Stocks opened sharply lower today (Dow -590 pts; SPX -2.1%). Financials and energy are leading the market lower, down by over 3% in early trading. The only sector in the green is utilities, up .4%. The SPX is still about 1.5% higher than it fell on Monday August 5th, so this is not even the worst day for stocks this month. Machine trading has taken over in reaction to falling yields in the bond market, and also lower trade volume. The VIX Index climbed back to 21, but that’s pretty tame compared with the spike above 35 we saw last December. As opposed to yesterday, everyone wants to be first to call the next recession. Scanning Bloomberg headlines, we see the following:

“Bond Panic Pummels Banks with Global Recession Fears…”

“Countdown to Catastrophe? The Yield Curve and Stock Bull Markets”

“Recession Worries Pile Up for the Battered Global Economy”

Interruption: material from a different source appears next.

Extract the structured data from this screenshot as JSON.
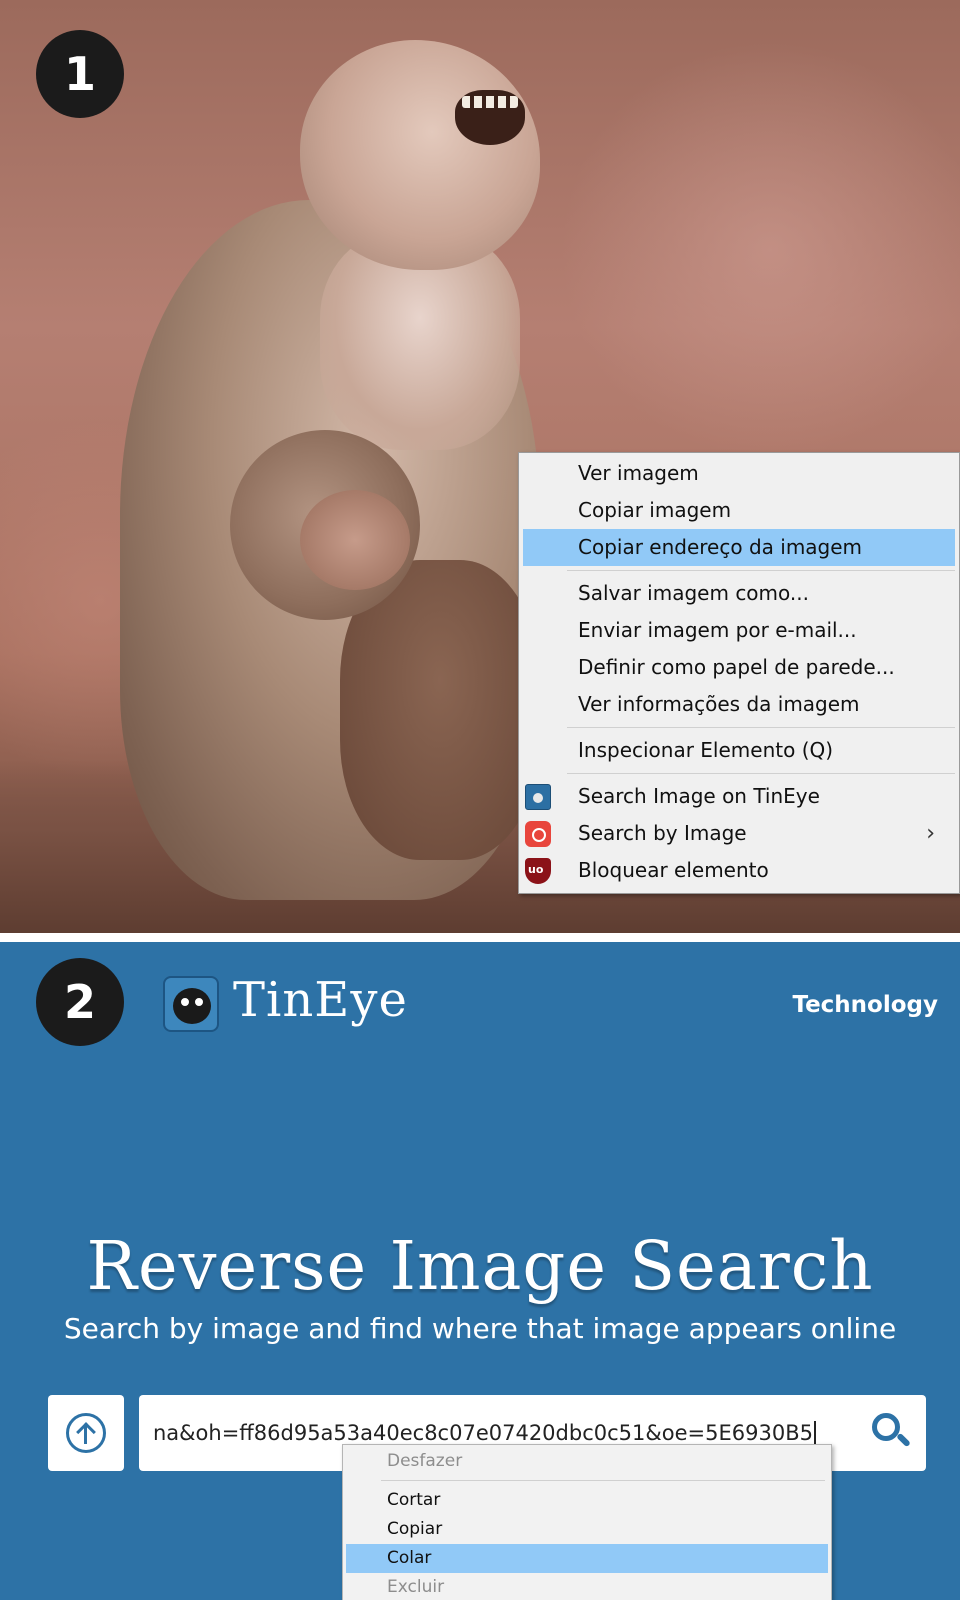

*The foregoing content reflects the author's personal opinions which may not coincide with the opinions of the firm, and are subject to change at any time without notice. Content provided herein is for informational purposes only and should not be used or construed as investment advice or a recommendation regarding the purchase or sale of any security. There is no guarantee that these statements, opinions, or forecasts provided herein will prove to be correct. Past performance is not a guarantee of future results. Indices are not available for direct investment. Any investor who attempts to mimic the performance of an index would incur fees and expenses which would reduce returns. All investing involves risk. Asset allocation and diversification does not ensure a profit or protect against a loss. Finally, please understand that–as with other social media–if you leave a comment, it will be made public.

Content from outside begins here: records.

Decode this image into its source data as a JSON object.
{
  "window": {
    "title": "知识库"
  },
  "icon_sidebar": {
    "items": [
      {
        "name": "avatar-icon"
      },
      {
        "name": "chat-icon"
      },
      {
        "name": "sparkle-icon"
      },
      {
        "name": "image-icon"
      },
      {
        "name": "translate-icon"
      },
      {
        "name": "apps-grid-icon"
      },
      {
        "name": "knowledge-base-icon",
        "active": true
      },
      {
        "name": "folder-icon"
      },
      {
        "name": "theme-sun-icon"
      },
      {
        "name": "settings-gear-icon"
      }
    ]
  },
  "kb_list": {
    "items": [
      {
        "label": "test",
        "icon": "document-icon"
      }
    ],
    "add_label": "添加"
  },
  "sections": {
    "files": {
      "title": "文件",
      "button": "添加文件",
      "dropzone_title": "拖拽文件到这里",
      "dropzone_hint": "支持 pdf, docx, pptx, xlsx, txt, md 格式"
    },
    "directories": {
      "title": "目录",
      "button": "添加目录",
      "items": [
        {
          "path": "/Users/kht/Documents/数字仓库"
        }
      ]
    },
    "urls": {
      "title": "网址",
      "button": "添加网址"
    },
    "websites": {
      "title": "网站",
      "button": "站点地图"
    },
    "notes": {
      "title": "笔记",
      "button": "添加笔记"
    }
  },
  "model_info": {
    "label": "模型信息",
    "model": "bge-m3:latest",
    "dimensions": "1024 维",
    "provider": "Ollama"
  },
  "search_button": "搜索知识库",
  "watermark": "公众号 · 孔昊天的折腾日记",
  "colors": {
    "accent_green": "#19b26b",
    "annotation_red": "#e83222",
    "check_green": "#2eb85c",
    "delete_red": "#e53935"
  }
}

MANIC MARKET FLIPS ON TRADE HEADLINES

Stocks rallied after the Trump Administration delayed some of the new trade tariffs planned for next month. The Dow is currently up 363 pts, the SPX is up 1.3% and the Nasdaq is up almost 1.6%. Not surprisingly, the leading sectors today—consumer discretionary, industrials, tech—are viewed as having the most vulnerability to an escalating trade war. By contrast, the two sectors seen as the safest in an uncertain global trade environment—utilities and real estate—are in the red today. The VIX Index, a common gauge of fear among options traders, fell back to 17.9 from 21 yesterday. European stock markets rallied sharply on the trade tariff news as well. Asian markets, however, were down overnight on civil unrest in Hong Kong. The US dollar continues to strengthen as the Chinese yuan weakens. But better investor sentiment today is propping up commodities. WTI crude oil spiked 3% to $56.80/barrel for no good reason. Bonds are selling off after an enormous 2019 rally. The 10-year Treasury Note yield bounced back to 1.68% this morning. Since investors’ primary concerns at the moment are 1) trade war, and 2) falling interest rates, any day in which rate rise will generally evoke risk-on sentiment.


*The foregoing content reflects the author's personal opinions which may not coincide with the opinions of the firm, and are subject to change at any time without notice. Content provided herein is for informational purposes only and should not be used or construed as investment advice or a recommendation regarding the purchase or sale of any security. There is no guarantee that these statements, opinions, or forecasts provided herein will prove to be correct. Past performance is not a guarantee of future results. Indices are not available for direct investment. Any investor who attempts to mimic the performance of an index would incur fees and expenses which would reduce returns. All investing involves risk. Asset allocation and diversification does not ensure a profit or protect against a loss. Finally, please understand that–as with other social media–if you leave a comment, it will be made public.